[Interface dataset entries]

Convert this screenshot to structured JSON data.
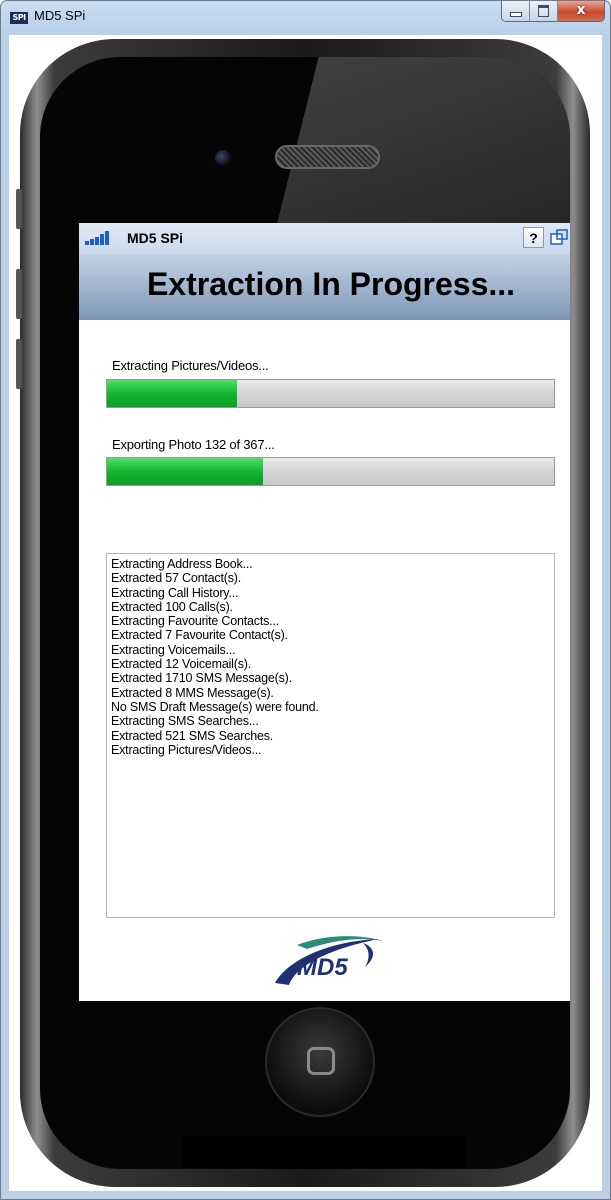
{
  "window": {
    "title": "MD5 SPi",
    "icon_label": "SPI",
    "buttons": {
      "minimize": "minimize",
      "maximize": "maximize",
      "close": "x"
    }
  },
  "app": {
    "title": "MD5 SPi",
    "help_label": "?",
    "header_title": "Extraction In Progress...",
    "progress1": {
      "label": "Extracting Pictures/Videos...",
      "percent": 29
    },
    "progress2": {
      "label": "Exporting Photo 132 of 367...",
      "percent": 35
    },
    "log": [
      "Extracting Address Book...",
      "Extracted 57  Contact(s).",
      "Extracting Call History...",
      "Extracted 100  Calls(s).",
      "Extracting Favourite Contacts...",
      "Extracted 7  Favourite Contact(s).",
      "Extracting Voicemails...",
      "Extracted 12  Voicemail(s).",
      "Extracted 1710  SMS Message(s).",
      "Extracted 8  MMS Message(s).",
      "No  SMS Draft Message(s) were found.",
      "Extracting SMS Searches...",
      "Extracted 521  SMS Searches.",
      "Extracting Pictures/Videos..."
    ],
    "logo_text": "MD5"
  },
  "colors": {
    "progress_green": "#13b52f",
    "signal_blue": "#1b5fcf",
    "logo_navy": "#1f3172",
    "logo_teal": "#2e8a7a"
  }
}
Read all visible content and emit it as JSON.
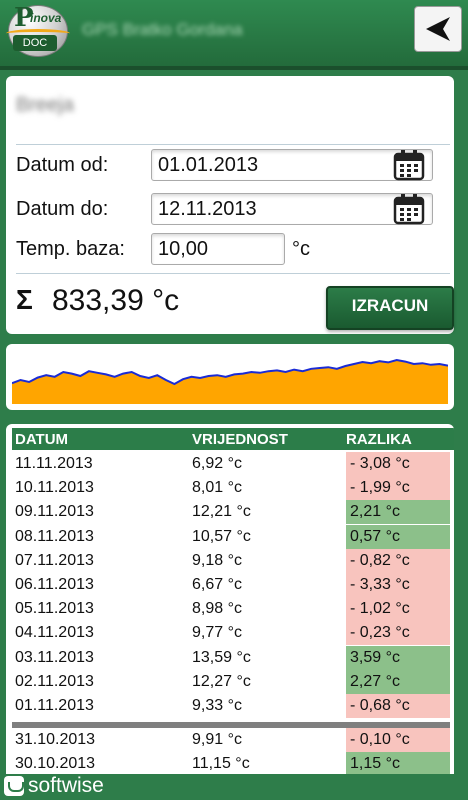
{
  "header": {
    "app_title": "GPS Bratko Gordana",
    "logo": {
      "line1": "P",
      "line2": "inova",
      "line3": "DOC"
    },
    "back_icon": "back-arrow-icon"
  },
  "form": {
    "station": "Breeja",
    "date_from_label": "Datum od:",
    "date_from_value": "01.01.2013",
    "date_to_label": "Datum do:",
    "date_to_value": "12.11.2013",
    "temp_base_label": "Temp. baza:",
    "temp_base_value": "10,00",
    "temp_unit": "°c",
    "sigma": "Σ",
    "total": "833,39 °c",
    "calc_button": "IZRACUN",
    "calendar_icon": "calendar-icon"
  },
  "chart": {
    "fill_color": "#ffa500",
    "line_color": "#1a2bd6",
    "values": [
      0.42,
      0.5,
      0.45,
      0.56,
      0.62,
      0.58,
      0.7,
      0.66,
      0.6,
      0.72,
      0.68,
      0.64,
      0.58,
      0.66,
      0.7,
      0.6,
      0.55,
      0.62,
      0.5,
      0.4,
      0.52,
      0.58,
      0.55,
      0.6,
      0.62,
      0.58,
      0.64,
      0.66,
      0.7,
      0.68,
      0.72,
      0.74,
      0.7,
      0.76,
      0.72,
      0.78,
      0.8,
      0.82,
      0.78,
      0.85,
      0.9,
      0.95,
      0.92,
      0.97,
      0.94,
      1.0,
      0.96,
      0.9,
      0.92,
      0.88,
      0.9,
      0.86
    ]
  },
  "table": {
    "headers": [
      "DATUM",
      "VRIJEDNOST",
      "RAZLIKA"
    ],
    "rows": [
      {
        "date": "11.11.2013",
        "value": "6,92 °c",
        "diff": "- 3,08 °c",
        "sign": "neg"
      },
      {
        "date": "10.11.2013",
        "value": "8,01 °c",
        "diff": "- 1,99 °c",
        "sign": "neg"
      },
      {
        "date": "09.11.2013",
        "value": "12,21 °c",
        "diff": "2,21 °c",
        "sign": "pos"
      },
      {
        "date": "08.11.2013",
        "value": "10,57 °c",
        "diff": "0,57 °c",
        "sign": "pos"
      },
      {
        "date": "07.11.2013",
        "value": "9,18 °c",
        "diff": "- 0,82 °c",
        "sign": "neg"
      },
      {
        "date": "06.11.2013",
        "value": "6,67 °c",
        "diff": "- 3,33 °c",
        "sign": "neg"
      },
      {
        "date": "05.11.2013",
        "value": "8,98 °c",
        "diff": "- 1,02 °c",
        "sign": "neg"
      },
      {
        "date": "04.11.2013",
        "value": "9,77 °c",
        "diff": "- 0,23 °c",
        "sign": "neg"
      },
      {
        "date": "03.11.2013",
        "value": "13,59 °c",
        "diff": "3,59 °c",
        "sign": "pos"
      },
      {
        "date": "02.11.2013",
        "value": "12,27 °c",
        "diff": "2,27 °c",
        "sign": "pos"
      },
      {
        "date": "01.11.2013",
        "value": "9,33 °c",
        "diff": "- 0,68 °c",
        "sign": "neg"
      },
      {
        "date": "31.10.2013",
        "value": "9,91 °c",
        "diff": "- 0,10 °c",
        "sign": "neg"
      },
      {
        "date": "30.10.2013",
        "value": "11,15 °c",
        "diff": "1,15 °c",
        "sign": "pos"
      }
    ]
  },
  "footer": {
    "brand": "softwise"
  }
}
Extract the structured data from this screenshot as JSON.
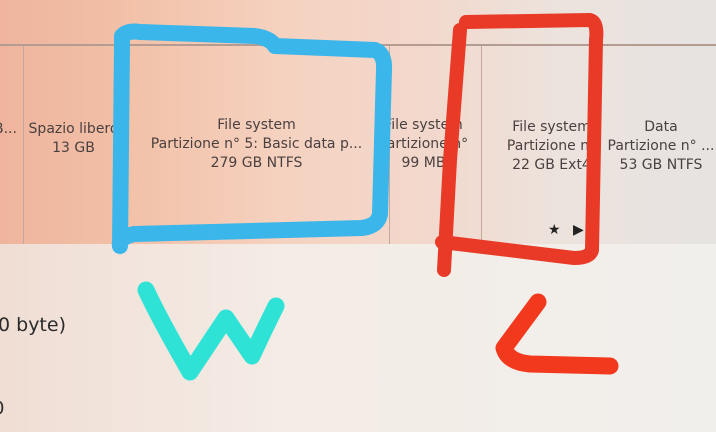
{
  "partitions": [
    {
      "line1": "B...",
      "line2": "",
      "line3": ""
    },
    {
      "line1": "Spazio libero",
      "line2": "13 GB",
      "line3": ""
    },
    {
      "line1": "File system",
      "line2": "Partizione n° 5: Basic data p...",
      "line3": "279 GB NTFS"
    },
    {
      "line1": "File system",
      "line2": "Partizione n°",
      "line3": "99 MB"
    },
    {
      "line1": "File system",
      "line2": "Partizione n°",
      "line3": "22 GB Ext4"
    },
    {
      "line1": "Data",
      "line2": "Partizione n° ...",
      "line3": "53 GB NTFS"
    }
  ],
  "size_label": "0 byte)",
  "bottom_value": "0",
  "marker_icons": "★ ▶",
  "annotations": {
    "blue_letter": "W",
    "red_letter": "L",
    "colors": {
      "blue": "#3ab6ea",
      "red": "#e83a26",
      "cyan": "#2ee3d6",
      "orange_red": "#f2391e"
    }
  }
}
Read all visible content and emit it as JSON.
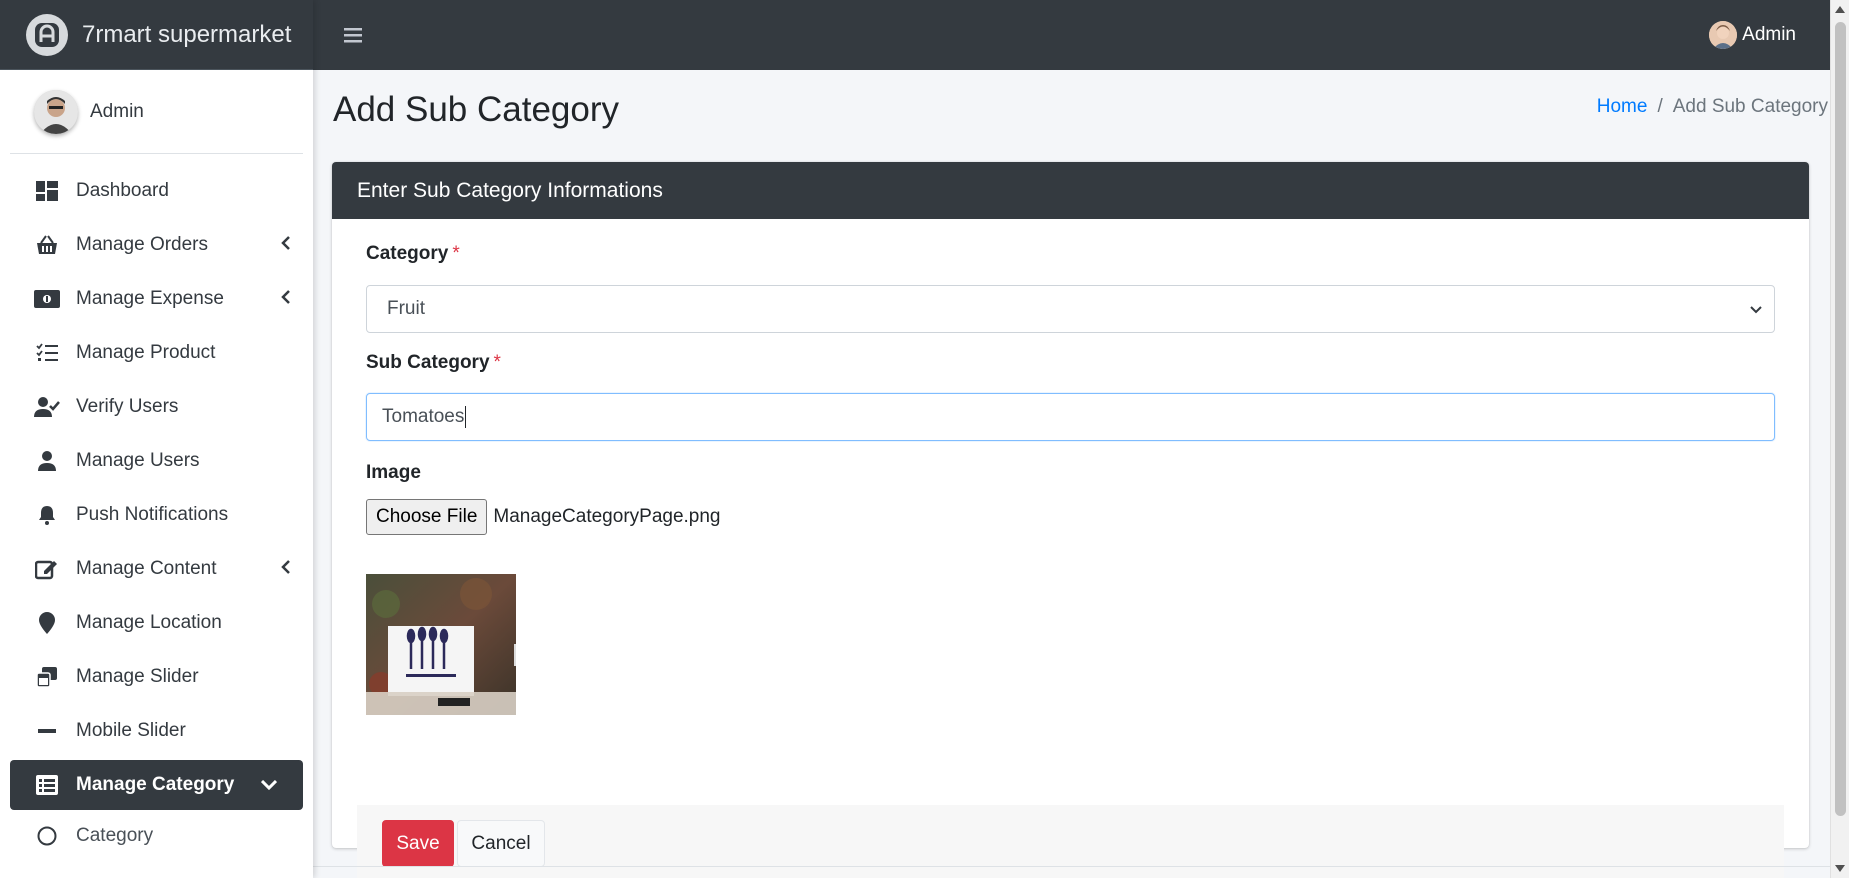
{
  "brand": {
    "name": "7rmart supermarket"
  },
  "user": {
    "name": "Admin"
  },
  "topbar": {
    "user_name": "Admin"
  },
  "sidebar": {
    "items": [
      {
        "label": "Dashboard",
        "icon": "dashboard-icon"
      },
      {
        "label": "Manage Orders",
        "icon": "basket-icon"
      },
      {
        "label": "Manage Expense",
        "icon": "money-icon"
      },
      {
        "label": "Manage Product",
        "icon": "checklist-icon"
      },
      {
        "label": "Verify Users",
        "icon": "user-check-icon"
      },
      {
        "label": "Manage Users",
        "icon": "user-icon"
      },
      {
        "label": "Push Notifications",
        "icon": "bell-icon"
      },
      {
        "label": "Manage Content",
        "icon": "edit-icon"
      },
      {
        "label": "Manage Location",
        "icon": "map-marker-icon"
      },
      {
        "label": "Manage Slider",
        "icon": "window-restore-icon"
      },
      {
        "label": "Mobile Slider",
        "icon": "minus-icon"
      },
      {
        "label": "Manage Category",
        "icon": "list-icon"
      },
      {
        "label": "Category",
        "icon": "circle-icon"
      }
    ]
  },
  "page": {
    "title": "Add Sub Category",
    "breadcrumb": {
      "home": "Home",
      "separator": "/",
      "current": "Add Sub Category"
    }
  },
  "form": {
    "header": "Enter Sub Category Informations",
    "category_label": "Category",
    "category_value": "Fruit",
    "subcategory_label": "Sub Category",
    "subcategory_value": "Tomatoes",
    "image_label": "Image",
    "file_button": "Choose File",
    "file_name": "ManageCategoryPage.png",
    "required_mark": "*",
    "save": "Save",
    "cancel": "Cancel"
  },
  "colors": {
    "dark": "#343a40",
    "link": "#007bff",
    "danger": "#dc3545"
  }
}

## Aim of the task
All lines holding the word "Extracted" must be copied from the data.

## Final answer
      "Extracted 57  Contact(s).",
      "Extracted 100  Calls(s).",
      "Extracted 7  Favourite Contact(s).",
      "Extracted 12  Voicemail(s).",
      "Extracted 1710  SMS Message(s).",
      "Extracted 8  MMS Message(s).",
      "Extracted 521  SMS Searches.",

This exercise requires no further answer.